In collaboration with Psychology we now offer an MSc in AAC. The aims of this interdisciplinary course are to provide individuals with a psychology, computing, industry or clinical care background with a better understanding of the latest developments in: 1) the psychology of the development of language and communication; 2) the design ethnography of AAC solutions; 3) the engineering of AAC solutions; and 4) the effective evaluation of AAC solutions on an individual and group basis. However, the over-arching aim of the course is to provide individuals with sufficient research training to allow them to become effective scientist-practitioners.
More information at the Schools’ websites:
- MSc in AAC, information at the School of Computing website
- MSc in AAC, information and registration at the School of Psychology website
MSc in Design for Healthcare & Assistive Technologies

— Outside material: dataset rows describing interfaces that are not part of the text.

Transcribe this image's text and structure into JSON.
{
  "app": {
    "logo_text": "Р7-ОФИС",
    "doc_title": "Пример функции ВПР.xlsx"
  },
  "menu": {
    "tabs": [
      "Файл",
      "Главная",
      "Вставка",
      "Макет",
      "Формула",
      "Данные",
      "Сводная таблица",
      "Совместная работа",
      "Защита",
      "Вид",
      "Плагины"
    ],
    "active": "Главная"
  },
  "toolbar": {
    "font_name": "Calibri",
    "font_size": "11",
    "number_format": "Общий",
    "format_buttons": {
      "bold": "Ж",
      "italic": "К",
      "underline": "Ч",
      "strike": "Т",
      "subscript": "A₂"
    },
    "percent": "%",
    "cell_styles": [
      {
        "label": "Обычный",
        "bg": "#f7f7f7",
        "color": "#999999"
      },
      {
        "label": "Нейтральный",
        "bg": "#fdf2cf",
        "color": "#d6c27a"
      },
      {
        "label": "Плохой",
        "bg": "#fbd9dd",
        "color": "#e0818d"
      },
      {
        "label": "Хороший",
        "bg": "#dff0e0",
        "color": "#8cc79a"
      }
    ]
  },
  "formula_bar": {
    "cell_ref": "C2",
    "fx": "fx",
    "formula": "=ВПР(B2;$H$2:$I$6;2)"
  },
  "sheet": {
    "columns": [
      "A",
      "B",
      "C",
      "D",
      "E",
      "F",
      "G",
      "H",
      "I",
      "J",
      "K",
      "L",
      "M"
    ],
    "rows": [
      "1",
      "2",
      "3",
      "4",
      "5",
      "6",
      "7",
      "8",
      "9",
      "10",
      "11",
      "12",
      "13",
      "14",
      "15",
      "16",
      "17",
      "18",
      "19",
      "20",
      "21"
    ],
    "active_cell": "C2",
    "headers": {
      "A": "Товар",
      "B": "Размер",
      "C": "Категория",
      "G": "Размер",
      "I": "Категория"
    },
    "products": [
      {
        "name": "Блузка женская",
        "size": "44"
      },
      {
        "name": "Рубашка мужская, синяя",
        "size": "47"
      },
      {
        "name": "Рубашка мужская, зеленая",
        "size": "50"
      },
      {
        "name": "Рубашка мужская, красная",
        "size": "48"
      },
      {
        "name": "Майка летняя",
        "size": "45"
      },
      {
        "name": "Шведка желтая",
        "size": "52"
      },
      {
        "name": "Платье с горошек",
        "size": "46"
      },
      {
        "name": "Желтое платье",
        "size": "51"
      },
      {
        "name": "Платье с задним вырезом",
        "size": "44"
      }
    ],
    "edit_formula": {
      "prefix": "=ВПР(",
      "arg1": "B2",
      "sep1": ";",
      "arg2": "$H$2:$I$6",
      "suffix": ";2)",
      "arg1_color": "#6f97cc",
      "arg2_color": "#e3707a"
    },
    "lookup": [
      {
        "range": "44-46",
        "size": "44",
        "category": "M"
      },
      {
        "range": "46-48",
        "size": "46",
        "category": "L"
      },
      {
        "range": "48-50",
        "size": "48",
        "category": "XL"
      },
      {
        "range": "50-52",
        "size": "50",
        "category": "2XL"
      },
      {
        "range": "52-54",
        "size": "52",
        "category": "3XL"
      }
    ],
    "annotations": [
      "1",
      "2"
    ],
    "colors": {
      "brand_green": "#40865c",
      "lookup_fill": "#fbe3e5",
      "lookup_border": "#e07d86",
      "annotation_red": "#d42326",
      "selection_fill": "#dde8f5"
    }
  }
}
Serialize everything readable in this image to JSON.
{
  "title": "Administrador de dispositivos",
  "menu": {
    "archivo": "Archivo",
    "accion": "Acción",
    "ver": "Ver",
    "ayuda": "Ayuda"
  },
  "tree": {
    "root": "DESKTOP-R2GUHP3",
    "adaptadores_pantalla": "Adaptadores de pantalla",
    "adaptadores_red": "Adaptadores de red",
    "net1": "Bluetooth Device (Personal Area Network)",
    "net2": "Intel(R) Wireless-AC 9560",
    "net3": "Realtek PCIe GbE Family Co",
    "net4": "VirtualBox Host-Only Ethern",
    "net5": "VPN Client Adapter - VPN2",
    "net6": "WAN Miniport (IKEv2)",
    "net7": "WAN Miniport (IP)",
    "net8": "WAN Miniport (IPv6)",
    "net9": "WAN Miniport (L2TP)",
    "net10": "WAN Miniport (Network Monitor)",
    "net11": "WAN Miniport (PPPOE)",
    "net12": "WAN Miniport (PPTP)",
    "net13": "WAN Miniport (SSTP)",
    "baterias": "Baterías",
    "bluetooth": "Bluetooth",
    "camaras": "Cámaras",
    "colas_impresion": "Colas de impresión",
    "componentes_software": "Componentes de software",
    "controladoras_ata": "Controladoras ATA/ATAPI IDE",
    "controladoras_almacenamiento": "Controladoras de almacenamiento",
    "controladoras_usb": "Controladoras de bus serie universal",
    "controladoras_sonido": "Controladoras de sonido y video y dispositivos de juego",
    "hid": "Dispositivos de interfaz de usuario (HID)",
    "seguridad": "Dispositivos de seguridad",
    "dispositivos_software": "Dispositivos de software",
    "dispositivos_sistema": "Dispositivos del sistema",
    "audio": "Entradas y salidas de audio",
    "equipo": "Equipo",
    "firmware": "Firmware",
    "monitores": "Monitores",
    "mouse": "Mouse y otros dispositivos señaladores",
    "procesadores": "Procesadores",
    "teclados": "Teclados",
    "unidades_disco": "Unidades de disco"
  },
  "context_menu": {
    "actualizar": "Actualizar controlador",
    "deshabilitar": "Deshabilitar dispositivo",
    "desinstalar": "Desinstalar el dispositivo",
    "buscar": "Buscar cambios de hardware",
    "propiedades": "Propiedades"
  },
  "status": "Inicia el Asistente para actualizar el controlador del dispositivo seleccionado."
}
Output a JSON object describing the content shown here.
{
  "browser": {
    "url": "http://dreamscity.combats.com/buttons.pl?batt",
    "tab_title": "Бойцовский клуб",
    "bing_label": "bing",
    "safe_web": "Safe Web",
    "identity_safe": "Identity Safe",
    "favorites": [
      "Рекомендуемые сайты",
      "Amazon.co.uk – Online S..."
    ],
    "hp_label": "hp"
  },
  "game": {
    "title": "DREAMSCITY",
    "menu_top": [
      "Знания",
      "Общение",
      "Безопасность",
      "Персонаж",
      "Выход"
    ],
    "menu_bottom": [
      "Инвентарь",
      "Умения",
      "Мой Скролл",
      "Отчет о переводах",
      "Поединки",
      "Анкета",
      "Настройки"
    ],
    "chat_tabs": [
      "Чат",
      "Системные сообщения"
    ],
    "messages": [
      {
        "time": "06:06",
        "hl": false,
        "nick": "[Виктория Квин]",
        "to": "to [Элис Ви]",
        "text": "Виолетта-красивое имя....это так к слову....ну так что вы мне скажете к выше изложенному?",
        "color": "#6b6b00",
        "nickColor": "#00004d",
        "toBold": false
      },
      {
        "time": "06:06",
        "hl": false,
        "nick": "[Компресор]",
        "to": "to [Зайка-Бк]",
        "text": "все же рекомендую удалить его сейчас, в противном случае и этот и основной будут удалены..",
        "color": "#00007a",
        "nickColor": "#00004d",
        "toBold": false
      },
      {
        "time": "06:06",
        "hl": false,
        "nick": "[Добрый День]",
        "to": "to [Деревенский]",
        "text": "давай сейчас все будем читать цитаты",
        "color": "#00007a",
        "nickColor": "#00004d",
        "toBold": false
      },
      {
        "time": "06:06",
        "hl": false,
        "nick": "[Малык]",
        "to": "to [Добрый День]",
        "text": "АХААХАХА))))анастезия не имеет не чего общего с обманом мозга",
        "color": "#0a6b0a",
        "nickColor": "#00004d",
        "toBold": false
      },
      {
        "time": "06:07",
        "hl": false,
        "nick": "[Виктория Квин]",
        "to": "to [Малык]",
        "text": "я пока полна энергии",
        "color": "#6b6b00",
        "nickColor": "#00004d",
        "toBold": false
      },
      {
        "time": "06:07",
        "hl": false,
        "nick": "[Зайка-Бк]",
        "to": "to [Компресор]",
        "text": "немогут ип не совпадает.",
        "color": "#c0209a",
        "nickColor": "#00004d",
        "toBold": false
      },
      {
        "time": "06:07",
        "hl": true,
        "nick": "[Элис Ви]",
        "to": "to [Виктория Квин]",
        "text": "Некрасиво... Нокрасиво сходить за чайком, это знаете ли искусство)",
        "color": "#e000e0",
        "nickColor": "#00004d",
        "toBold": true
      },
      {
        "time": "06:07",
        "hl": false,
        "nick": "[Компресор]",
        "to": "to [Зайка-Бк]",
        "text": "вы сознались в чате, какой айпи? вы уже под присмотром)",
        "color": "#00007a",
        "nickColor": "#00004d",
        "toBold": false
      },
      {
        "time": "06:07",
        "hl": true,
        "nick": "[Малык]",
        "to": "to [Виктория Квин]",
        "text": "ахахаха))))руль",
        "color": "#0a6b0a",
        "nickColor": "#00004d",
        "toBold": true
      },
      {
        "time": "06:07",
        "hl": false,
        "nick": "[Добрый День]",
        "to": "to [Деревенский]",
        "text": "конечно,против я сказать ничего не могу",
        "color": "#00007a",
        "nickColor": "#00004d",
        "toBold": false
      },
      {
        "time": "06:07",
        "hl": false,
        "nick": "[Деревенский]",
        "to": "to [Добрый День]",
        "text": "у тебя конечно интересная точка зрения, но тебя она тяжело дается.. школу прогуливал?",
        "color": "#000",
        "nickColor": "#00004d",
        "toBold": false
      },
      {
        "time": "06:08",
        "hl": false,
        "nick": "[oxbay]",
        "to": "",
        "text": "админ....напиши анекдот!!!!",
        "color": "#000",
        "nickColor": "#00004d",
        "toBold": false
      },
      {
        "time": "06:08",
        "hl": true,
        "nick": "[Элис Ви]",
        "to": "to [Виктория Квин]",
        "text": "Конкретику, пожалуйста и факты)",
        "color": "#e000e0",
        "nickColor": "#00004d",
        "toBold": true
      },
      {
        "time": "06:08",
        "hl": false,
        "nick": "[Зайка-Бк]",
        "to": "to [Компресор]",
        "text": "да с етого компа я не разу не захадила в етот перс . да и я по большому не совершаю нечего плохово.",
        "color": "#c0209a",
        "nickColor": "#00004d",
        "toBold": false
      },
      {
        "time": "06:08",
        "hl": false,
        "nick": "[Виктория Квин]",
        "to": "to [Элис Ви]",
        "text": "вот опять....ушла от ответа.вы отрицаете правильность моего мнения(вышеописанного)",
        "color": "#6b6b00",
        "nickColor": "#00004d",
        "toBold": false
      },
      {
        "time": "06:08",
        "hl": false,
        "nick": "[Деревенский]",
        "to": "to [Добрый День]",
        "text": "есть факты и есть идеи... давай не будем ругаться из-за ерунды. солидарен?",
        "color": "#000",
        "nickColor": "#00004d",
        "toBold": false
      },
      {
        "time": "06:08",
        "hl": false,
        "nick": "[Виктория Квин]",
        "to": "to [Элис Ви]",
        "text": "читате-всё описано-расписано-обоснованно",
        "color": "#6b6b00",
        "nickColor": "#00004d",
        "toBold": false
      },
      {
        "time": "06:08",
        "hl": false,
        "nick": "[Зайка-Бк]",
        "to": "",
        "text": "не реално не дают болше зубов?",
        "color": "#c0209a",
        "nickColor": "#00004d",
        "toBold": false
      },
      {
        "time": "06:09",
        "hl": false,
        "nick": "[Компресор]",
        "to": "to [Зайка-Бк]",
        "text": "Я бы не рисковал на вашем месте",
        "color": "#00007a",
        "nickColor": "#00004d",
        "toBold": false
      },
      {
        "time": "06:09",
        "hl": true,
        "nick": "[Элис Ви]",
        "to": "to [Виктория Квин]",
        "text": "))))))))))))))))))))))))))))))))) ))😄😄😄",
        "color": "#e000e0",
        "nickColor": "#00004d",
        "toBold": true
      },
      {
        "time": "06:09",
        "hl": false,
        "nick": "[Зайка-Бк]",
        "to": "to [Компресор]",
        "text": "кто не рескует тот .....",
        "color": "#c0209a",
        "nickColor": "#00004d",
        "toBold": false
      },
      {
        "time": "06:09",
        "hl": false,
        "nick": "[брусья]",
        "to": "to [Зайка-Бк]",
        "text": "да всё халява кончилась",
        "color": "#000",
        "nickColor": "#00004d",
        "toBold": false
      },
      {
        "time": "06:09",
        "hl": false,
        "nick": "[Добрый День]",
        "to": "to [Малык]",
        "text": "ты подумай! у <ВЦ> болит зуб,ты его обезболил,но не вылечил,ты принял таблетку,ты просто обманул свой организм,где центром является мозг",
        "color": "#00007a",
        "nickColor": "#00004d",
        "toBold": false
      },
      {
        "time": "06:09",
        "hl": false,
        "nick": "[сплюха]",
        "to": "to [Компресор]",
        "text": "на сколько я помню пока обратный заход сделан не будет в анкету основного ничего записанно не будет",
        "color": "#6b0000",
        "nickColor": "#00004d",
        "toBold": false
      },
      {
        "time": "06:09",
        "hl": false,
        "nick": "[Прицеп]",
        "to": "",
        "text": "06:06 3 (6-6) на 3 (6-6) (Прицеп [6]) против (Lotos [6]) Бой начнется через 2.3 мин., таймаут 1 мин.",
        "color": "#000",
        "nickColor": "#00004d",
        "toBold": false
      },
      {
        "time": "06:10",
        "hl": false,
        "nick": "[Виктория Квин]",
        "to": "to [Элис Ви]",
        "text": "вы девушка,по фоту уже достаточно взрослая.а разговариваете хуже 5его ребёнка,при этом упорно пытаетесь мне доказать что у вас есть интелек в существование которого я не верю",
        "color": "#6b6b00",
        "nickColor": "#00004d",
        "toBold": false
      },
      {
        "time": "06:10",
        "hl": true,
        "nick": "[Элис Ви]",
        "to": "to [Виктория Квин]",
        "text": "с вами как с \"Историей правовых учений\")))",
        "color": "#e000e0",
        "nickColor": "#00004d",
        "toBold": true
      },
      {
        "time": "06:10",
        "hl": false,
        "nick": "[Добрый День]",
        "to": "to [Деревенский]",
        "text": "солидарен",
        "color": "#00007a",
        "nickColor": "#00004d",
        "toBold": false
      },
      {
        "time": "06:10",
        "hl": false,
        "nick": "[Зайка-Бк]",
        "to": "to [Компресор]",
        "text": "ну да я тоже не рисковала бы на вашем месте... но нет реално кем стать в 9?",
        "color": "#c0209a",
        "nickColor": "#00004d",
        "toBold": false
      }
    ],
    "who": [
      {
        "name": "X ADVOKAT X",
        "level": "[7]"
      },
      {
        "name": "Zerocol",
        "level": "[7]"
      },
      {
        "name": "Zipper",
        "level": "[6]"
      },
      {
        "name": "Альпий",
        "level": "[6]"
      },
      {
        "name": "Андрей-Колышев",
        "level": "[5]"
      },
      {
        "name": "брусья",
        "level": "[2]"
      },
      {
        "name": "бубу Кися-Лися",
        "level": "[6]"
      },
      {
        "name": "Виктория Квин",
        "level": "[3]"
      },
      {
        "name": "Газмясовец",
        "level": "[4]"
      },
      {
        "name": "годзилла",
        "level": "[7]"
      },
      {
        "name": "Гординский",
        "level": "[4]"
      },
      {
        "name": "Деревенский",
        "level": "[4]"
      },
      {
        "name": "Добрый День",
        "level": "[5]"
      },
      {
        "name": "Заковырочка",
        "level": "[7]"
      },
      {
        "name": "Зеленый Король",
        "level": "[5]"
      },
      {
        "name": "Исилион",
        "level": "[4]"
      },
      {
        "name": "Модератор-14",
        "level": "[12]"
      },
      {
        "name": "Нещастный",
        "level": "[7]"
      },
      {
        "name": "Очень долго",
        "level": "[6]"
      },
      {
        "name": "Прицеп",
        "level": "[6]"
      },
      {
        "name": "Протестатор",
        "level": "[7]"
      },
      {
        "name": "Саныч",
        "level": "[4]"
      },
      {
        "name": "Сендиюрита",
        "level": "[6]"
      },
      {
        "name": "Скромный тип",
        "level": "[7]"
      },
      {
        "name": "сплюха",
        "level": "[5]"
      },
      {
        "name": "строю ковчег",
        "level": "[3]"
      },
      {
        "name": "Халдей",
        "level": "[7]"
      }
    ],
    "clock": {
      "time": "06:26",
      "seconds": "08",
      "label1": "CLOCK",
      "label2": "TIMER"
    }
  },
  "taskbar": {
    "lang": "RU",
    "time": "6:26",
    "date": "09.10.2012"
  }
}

This course teaches how biomedical engineering principles can be applied to ground-breaking assistive technology equipment, software and systems. It is delivered by Biomedical Engineering and the Augmentative and Alternative Communication (ACC) research group at the School of Science and Engineering. You will gain understanding of living systems and how to design computing-based devices and new technologies through learning about biomedical measurement systems, human anatomy, physiology and medical instrumentations. The course is underpinned by our international reputation in cutting-edge areas of research in the development of AAC devices. You will learn to design and build prototypes for user interfaces, interaction and experiences through practical tasks and be taught how to create a critical evaluation of research literature.
More information at the University website:
The group always welcome inquiries about new PhD projects, please get in touch with Prof Annalu Waller. Here a selection of possible projects:
- Human-Computer Interaction Project: User Interface Design Challenges in Augmentative and Alternative Communication
- Human-Computer Interaction Project: Natural Language Processing and Personal Narrative
- Human-Computer Interaction Project: Eyegaze Interfaces for Communication
For more information on these and other projects visit the School of Computing webpage on PhD opportunities.
Organisation and Professional Development (OPD)
Through our consultancy work on accessibility, assistive technology (AT) and AAC we teach the following course:
- Effective Web Publishing
This two-part course will focus on using the Web as an effective publishing medium for researchers. The course is aimed at researchers who do not already possess technically advanced Web publishing skills, but who would like to know more about how to effectively publish Web content as part of their work.